[WHAT NEEDS TO BE DONE]
Below are records; how many of their lines hold the string "JSON"? Reply with nothing but the number.

(Items from an interface collection)
########
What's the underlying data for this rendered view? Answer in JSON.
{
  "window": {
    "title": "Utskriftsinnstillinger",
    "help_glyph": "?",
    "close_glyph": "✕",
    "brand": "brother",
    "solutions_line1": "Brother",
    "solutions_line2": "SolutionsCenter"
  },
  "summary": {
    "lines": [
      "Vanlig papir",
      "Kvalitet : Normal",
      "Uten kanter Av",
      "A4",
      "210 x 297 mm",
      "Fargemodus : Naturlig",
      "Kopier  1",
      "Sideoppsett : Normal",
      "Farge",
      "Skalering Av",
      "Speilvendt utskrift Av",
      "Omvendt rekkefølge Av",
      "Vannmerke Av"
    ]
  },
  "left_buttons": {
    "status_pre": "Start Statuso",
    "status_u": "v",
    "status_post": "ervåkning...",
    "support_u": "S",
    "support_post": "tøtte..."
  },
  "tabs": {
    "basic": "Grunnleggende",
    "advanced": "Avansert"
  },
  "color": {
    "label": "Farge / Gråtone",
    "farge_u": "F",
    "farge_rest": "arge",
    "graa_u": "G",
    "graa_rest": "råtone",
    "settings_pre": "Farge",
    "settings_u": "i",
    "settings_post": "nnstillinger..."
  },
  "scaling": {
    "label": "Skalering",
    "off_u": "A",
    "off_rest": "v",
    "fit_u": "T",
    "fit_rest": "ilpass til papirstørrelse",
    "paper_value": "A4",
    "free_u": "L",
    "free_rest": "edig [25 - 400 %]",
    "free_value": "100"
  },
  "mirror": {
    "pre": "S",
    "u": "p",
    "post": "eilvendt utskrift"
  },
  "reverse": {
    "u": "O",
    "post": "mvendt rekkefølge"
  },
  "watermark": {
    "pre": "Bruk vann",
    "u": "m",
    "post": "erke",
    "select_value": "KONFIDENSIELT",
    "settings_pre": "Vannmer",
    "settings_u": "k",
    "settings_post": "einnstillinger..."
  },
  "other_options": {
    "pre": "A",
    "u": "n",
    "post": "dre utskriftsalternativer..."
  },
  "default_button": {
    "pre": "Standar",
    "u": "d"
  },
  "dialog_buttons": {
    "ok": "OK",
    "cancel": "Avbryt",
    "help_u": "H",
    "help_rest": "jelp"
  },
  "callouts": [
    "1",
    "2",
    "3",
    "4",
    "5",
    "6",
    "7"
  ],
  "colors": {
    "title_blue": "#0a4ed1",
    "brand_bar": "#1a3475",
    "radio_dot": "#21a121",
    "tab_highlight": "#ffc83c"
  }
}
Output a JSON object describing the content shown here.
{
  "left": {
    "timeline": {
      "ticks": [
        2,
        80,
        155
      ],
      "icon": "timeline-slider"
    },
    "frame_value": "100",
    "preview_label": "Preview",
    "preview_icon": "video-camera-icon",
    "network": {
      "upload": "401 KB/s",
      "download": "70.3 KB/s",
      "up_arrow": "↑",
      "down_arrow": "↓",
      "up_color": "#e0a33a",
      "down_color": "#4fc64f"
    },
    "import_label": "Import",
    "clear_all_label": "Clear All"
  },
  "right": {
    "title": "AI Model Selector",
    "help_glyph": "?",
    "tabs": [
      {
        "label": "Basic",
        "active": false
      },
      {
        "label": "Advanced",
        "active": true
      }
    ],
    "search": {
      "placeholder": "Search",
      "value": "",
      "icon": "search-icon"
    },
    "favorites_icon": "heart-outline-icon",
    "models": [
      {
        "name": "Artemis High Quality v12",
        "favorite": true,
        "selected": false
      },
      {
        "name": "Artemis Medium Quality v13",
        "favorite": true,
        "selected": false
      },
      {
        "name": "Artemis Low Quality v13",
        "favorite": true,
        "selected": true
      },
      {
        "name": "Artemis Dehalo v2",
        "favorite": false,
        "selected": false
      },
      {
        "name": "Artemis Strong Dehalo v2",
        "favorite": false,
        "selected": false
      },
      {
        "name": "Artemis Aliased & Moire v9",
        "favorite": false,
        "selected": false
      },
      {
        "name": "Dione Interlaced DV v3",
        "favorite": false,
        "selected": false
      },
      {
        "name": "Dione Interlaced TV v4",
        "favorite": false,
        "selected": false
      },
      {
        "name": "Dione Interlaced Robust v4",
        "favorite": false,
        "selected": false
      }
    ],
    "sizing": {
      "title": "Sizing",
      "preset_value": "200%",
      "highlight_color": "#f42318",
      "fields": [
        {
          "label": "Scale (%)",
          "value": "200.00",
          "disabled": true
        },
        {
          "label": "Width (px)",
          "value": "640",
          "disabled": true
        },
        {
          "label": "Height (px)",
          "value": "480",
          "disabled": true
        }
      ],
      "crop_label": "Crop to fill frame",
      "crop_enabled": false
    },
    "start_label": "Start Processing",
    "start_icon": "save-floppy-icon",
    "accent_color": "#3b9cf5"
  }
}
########
[RESPONSE TO THIS EXERCISE]
2